- _Exercise instructions_
Below is a block of records. Copy every line in it that contains the word "subtitle".

Stored dataset items

BEGIN

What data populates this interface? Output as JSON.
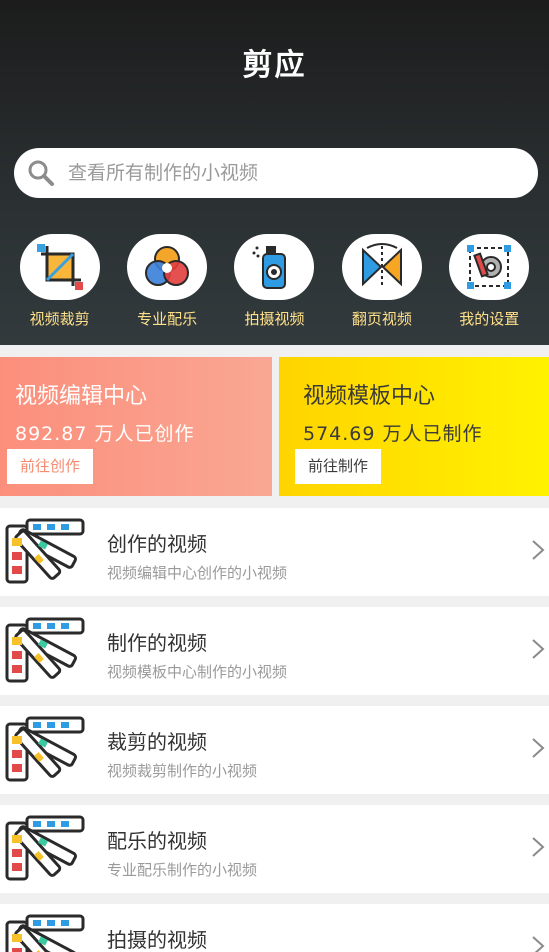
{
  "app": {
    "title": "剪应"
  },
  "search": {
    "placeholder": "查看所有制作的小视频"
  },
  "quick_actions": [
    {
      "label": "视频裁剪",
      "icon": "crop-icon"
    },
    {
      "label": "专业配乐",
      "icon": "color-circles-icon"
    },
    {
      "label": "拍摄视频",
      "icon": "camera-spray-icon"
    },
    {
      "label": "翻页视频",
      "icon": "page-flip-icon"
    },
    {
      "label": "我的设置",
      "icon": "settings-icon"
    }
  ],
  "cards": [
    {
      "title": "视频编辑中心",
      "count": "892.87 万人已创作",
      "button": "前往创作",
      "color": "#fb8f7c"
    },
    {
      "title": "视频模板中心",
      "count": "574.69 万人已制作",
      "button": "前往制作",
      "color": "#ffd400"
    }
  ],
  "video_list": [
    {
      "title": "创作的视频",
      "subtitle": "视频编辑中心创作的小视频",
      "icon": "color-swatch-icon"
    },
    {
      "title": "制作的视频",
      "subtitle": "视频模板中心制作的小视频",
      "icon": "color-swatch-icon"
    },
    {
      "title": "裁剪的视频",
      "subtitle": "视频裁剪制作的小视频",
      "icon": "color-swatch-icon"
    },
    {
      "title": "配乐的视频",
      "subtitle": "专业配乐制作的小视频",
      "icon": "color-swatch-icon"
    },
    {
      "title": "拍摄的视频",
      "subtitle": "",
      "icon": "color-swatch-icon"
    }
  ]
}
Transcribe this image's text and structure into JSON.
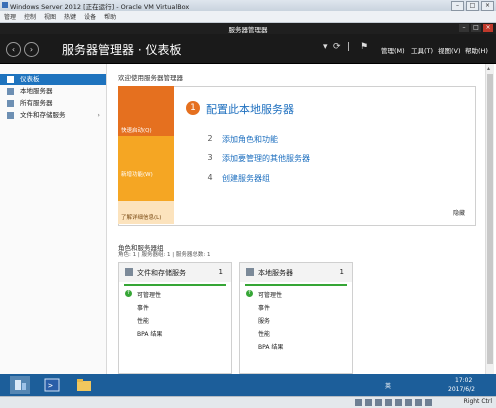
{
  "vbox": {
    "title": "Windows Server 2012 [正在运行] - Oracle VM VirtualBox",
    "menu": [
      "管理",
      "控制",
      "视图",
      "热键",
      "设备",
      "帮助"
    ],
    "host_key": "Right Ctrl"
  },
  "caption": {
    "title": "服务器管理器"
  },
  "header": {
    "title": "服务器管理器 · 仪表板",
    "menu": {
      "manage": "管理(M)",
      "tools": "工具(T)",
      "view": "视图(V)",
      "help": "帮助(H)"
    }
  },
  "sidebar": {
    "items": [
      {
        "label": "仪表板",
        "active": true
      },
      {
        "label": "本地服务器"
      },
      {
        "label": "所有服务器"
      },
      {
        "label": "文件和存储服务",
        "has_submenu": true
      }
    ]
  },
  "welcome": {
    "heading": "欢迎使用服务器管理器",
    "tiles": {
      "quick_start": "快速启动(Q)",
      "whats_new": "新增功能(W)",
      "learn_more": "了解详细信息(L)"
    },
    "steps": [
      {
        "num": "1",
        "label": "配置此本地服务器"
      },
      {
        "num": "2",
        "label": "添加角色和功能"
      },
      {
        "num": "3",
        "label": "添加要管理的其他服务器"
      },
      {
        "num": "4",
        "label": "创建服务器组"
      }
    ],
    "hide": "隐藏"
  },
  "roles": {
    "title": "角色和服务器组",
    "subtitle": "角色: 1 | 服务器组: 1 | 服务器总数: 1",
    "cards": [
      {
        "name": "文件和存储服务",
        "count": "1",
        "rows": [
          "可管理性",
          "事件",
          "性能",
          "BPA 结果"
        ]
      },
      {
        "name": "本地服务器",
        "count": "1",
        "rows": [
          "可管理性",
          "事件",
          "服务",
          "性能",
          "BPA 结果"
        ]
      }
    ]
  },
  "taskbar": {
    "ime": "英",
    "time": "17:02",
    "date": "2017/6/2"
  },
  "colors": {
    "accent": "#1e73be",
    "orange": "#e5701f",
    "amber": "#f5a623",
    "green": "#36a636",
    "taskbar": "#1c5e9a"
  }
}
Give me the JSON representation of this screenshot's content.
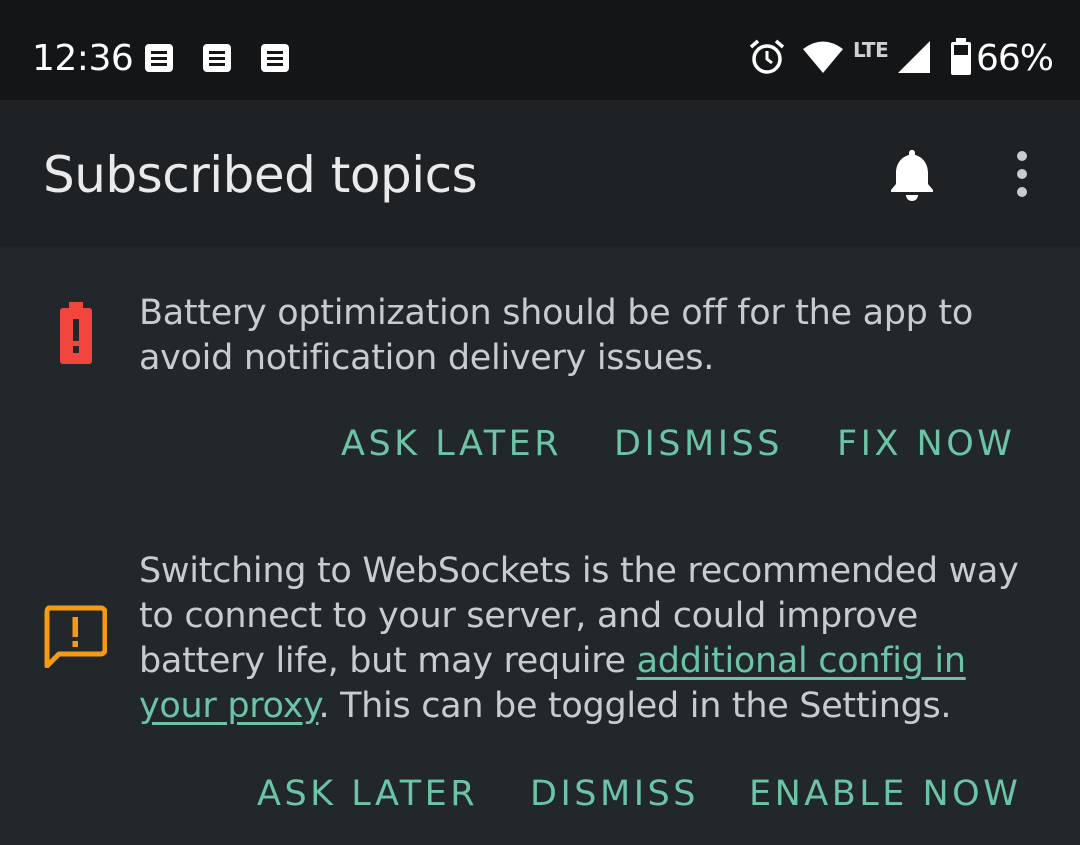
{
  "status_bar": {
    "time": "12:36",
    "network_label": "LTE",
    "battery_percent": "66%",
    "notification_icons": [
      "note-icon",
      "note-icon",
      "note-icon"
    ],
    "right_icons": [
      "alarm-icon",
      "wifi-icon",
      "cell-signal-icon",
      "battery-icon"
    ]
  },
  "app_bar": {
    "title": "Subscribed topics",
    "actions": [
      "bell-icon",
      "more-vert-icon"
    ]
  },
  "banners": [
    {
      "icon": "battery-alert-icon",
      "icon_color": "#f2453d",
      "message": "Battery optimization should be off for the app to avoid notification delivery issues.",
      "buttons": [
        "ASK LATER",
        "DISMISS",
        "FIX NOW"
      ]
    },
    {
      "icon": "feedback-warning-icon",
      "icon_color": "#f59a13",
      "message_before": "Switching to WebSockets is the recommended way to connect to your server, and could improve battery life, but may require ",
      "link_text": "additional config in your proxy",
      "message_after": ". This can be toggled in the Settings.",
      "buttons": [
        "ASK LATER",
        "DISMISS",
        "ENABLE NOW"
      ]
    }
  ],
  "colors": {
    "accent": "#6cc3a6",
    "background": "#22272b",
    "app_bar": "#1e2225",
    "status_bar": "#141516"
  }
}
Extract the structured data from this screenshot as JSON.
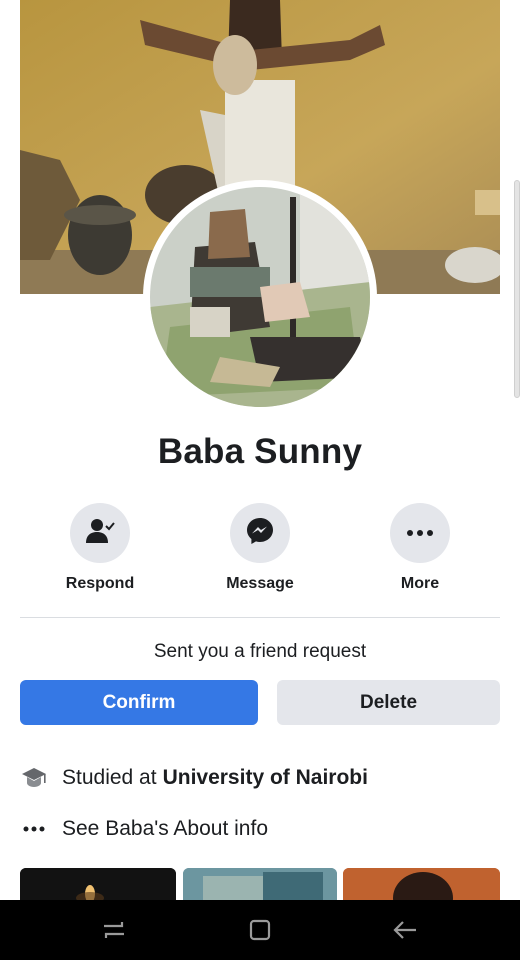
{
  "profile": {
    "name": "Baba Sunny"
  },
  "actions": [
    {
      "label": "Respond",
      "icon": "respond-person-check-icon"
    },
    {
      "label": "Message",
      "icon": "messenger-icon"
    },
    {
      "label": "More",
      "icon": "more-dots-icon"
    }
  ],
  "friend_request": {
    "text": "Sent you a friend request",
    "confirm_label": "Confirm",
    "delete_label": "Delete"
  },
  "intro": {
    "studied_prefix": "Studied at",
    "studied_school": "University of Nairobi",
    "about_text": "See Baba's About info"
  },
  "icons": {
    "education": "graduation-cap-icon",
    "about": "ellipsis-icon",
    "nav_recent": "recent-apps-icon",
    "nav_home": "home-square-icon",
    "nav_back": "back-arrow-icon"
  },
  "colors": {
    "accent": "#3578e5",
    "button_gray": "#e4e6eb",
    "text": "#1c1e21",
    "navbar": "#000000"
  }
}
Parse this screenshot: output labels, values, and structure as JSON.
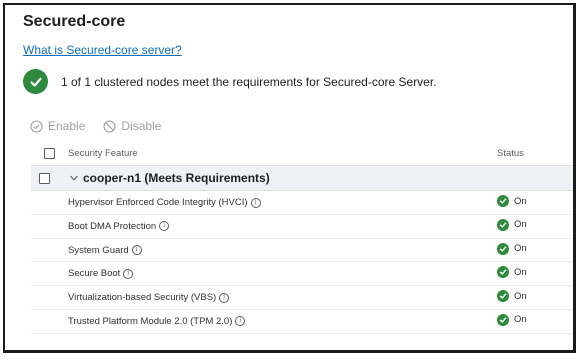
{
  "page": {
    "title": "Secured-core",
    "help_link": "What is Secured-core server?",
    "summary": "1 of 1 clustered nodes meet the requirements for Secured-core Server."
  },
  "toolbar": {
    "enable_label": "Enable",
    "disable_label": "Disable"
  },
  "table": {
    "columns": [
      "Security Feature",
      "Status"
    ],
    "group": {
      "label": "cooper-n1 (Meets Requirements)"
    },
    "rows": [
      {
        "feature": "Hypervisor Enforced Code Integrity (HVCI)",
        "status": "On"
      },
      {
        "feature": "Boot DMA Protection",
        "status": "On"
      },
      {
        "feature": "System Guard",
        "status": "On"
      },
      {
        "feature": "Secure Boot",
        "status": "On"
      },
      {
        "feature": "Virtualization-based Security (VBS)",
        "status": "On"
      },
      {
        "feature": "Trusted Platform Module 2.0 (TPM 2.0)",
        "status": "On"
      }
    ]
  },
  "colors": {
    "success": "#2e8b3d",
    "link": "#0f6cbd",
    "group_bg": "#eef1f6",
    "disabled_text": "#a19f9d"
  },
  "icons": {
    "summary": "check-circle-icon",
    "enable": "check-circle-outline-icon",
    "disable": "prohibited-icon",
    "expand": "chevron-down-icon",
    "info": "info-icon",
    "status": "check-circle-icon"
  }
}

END

- _Response box_
      "subtitle": "视频编辑中心创作的小视频",
      "subtitle": "视频模板中心制作的小视频",
      "subtitle": "视频裁剪制作的小视频",
      "subtitle": "专业配乐制作的小视频",
      "subtitle": "",
    "subtitle": "角色: 1 | 服务器组: 1 | 服务器总数: 1",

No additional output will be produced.